▶ Entries shown
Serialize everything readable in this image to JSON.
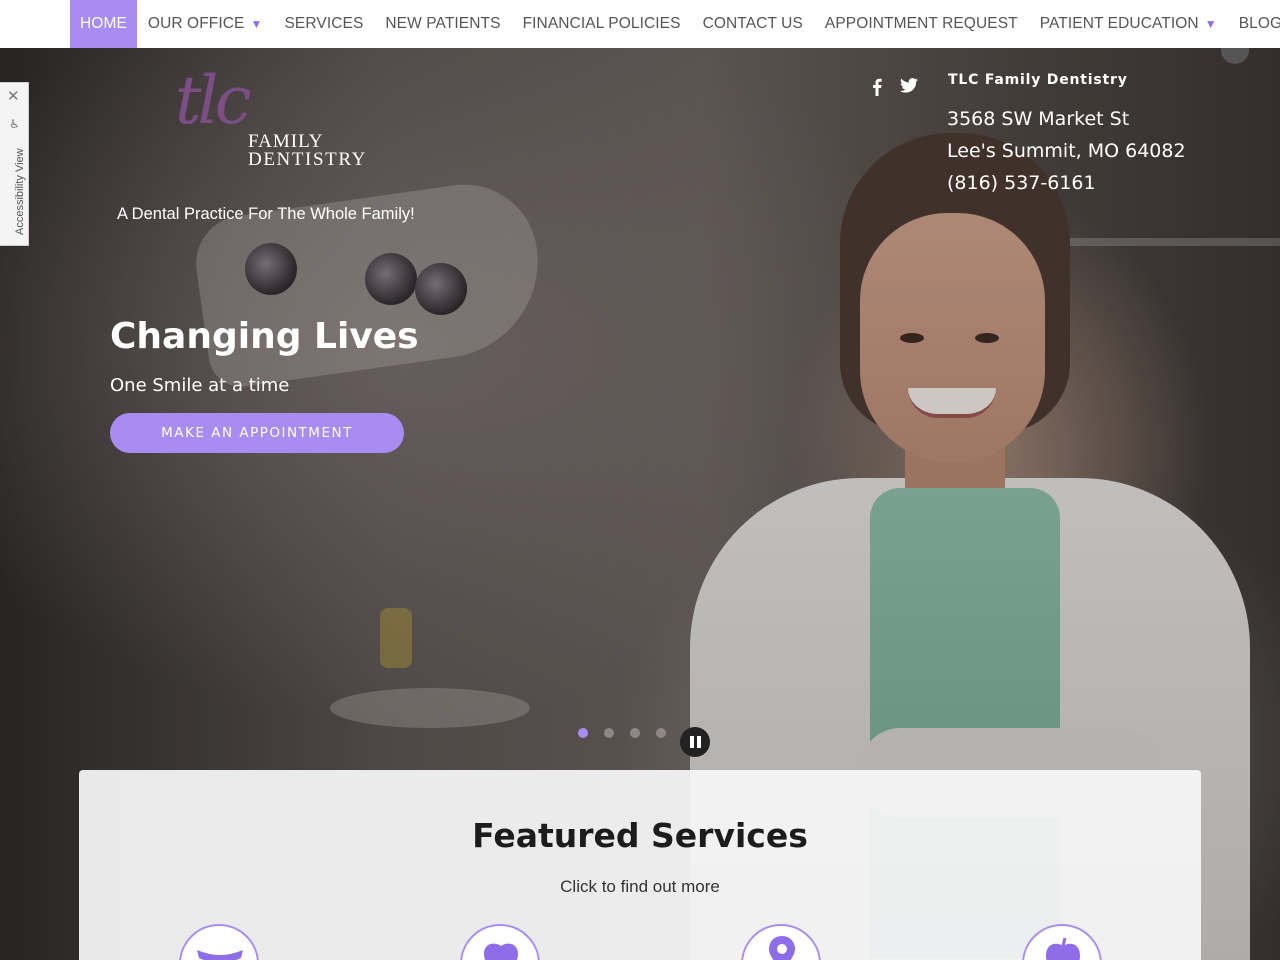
{
  "nav": {
    "items": [
      {
        "label": "HOME",
        "active": true,
        "dropdown": false
      },
      {
        "label": "OUR OFFICE",
        "active": false,
        "dropdown": true
      },
      {
        "label": "SERVICES",
        "active": false,
        "dropdown": false
      },
      {
        "label": "NEW PATIENTS",
        "active": false,
        "dropdown": false
      },
      {
        "label": "FINANCIAL POLICIES",
        "active": false,
        "dropdown": false
      },
      {
        "label": "CONTACT US",
        "active": false,
        "dropdown": false
      },
      {
        "label": "APPOINTMENT REQUEST",
        "active": false,
        "dropdown": false
      },
      {
        "label": "PATIENT EDUCATION",
        "active": false,
        "dropdown": true
      },
      {
        "label": "BLOG",
        "active": false,
        "dropdown": false
      }
    ],
    "caret": "▼"
  },
  "brand": {
    "logo_mark": "tlc",
    "logo_line1": "FAMILY",
    "logo_line2": "DENTISTRY",
    "tagline": "A Dental Practice For The Whole Family!"
  },
  "hero": {
    "headline": "Changing Lives",
    "subhead": "One Smile at a time",
    "cta_label": "MAKE AN APPOINTMENT"
  },
  "contact": {
    "practice_name": "TLC Family Dentistry",
    "street": "3568 SW Market St",
    "city_line": "Lee's Summit, MO 64082",
    "phone": "(816) 537-6161",
    "social": [
      {
        "name": "facebook-icon",
        "glyph": "f"
      },
      {
        "name": "twitter-icon",
        "glyph": "t"
      }
    ]
  },
  "slider": {
    "dot_count": 4,
    "active_index": 0
  },
  "featured": {
    "title": "Featured Services",
    "subtitle": "Click to find out more",
    "icons": [
      "smile-icon",
      "tooth-icon",
      "location-pin-icon",
      "apple-icon"
    ]
  },
  "accessibility": {
    "label": "Accessibility View",
    "close_glyph": "✕",
    "person_glyph": "♿"
  },
  "colors": {
    "accent": "#a98cf2",
    "accent_dark": "#8d6ee8",
    "logo_purple": "#7d4d86"
  }
}
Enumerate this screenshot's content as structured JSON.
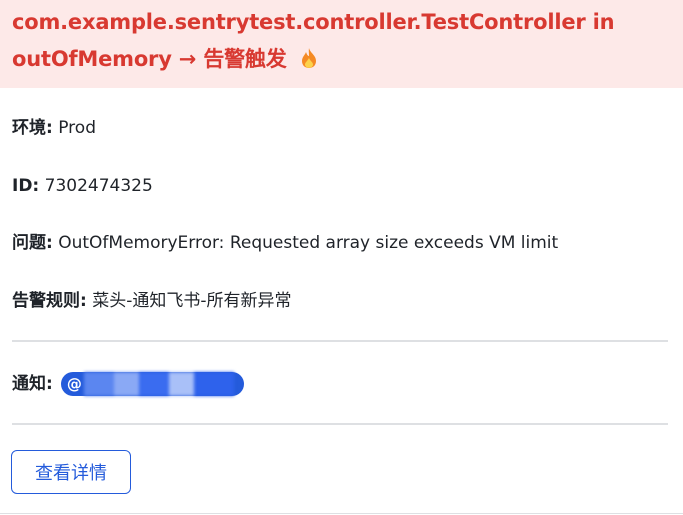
{
  "header": {
    "title_line1": "com.example.sentrytest.controller.TestController in",
    "title_line2": "outOfMemory → 告警触发",
    "title_icon": "fire-icon",
    "bg_color": "#fde9e8",
    "text_color": "#d83931"
  },
  "fields": {
    "env_label": "环境:",
    "env_value": "Prod",
    "id_label": "ID:",
    "id_value": "7302474325",
    "issue_label": "问题:",
    "issue_value": "OutOfMemoryError: Requested array size exceeds VM limit",
    "rule_label": "告警规则:",
    "rule_value": "菜头-通知飞书-所有新异常"
  },
  "notify": {
    "label": "通知:",
    "mention_prefix": "@",
    "mention_color": "#245bdb"
  },
  "actions": {
    "view_details_label": "查看详情"
  }
}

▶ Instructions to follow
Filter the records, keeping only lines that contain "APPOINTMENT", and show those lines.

▶ Expected output
        "label": "APPOINTMENT REQUEST",
    "cta_label": "MAKE AN APPOINTMENT"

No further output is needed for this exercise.